(Exercise data Opens)

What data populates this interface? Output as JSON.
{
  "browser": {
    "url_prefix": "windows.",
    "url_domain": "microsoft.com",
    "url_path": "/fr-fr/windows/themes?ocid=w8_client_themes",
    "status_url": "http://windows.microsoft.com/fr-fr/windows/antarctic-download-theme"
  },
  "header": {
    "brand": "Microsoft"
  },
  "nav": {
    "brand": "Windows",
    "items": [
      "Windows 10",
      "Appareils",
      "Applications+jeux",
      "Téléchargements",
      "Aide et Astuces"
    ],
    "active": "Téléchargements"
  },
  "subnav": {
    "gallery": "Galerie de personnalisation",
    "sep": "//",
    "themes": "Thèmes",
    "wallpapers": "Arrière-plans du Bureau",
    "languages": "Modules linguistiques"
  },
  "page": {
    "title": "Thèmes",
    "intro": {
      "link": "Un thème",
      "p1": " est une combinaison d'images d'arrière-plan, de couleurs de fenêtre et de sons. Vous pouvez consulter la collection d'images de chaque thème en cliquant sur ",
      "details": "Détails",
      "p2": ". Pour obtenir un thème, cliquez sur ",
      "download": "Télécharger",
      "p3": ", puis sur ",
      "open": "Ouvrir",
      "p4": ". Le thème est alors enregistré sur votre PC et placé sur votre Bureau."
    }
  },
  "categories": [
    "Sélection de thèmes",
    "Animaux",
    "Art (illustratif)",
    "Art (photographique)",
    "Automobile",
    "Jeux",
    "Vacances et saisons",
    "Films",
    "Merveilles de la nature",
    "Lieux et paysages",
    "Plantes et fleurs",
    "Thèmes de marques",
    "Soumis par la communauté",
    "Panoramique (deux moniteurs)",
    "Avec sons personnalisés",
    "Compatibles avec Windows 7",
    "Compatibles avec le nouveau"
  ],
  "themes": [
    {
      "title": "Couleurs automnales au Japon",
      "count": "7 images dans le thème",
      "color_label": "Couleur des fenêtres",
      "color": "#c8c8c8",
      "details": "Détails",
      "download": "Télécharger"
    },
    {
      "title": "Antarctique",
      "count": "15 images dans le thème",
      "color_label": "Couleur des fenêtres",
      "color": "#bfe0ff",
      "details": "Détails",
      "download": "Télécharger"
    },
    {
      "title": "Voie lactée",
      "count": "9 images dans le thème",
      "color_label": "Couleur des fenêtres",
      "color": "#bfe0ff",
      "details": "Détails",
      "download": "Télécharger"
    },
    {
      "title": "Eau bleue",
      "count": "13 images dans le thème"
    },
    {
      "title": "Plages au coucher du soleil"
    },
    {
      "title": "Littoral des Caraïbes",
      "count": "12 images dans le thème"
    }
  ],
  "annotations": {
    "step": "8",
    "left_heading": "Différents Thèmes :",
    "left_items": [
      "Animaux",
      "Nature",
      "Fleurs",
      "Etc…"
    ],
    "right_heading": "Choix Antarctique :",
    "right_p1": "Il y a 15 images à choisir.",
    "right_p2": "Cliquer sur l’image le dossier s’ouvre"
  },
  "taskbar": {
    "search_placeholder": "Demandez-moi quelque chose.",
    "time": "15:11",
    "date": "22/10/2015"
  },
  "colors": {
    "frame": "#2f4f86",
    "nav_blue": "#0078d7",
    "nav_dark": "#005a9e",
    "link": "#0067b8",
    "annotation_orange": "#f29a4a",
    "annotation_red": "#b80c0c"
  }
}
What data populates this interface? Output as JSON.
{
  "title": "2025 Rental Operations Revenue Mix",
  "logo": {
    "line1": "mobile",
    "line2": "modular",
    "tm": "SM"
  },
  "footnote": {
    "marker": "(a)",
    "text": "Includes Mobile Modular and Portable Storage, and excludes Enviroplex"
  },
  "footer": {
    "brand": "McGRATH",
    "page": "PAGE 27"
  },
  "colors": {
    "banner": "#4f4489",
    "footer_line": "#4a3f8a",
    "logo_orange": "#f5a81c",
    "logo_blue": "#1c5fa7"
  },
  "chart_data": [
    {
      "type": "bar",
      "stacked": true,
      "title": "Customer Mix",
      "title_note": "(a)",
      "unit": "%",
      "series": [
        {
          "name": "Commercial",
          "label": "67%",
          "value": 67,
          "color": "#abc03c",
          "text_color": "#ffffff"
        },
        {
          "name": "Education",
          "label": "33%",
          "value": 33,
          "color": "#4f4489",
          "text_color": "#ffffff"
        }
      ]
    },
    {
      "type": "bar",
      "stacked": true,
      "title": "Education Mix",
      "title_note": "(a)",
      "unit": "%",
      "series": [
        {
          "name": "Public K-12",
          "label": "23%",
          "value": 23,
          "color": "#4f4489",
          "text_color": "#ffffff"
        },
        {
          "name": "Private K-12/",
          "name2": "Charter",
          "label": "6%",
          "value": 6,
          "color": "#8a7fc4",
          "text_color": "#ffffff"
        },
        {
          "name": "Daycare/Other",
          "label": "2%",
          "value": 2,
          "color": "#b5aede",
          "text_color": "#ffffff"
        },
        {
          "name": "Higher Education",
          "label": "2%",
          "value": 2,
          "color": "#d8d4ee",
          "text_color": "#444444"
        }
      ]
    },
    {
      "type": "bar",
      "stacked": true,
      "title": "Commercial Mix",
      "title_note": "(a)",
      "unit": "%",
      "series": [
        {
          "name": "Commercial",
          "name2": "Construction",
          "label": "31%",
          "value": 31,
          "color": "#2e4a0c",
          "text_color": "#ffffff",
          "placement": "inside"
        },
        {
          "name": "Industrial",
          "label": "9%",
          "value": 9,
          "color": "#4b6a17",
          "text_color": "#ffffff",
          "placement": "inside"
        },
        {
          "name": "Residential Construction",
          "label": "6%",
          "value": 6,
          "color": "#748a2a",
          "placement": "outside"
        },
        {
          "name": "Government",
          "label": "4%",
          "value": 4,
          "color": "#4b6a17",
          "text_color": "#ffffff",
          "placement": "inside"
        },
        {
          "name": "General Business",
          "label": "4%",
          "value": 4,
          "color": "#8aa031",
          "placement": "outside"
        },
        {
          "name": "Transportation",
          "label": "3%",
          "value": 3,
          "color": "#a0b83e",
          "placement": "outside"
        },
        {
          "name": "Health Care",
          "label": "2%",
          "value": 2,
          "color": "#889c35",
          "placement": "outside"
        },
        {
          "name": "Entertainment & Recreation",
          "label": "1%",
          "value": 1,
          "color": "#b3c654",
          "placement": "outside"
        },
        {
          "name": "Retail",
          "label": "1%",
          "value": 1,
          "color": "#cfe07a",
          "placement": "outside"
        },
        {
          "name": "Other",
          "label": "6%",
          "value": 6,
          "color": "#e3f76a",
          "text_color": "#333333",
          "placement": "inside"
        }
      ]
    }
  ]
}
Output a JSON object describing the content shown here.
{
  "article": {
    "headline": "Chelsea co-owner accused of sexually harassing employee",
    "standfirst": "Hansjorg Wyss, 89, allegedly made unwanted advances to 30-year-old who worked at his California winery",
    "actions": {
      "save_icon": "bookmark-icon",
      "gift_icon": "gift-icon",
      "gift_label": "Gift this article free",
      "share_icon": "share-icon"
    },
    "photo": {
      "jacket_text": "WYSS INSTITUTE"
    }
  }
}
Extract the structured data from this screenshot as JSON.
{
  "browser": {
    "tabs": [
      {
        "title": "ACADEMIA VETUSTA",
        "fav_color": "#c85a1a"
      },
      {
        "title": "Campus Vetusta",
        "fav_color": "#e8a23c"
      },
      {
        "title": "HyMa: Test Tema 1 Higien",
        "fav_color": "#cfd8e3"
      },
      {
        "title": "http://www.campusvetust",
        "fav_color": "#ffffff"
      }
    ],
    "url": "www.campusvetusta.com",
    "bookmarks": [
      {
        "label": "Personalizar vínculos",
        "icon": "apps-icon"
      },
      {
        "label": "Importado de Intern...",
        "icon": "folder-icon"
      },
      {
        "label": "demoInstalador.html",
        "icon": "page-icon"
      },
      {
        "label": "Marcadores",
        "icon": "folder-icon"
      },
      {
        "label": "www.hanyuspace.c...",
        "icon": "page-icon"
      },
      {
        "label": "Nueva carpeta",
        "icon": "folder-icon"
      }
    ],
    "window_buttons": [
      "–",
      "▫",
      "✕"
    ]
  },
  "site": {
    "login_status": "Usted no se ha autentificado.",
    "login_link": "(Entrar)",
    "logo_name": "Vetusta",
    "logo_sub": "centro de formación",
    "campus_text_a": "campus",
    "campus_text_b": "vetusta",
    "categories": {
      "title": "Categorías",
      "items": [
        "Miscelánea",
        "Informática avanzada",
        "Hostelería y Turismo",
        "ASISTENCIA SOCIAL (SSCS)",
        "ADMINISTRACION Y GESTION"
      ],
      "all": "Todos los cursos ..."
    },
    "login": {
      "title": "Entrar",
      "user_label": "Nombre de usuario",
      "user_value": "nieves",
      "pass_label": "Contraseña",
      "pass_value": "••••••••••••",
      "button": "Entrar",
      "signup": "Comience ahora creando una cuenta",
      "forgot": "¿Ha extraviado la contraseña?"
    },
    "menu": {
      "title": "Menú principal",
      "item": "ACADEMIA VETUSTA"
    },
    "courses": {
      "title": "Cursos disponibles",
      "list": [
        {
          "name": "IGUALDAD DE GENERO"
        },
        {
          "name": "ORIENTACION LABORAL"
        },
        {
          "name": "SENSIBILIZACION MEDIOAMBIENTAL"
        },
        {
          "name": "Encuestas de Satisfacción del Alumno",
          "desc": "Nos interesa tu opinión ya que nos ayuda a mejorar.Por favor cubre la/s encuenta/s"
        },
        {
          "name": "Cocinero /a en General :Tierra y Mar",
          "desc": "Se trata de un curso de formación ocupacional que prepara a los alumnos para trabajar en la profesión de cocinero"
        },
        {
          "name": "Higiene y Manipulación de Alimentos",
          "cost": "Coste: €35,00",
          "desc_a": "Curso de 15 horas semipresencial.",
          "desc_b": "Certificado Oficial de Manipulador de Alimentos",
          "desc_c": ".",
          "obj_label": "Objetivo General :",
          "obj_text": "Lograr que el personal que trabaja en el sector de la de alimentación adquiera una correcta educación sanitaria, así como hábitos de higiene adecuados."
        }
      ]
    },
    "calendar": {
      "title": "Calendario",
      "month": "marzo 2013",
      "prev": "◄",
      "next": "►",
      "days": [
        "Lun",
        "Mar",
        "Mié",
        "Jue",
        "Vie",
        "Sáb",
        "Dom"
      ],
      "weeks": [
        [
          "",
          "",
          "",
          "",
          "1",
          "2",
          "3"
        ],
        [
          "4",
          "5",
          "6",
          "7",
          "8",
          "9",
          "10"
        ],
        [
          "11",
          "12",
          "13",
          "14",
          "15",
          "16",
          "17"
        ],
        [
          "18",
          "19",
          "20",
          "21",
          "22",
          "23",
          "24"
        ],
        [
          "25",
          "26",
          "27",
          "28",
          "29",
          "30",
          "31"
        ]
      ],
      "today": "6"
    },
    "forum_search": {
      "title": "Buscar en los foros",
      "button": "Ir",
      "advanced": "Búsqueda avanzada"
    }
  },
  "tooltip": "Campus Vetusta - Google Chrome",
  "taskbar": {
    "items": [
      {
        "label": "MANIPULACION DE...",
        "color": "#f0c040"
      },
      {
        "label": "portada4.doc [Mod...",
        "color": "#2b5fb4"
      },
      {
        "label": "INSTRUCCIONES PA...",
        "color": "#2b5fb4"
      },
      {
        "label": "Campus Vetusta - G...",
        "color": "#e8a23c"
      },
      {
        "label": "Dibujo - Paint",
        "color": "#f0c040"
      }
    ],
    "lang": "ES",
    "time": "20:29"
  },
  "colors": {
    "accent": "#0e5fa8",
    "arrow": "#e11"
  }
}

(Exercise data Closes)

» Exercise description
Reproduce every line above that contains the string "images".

» Reply to the task
      "p1": " est une combinaison d'images d'arrière-plan, de couleurs de fenêtre et de sons. Vous pouvez consulter la collection d'images de chaque thème en cliquant sur ",
      "count": "7 images dans le thème",
      "count": "15 images dans le thème",
      "count": "9 images dans le thème",
      "count": "13 images dans le thème"
      "count": "12 images dans le thème"
    "right_p1": "Il y a 15 images à choisir.",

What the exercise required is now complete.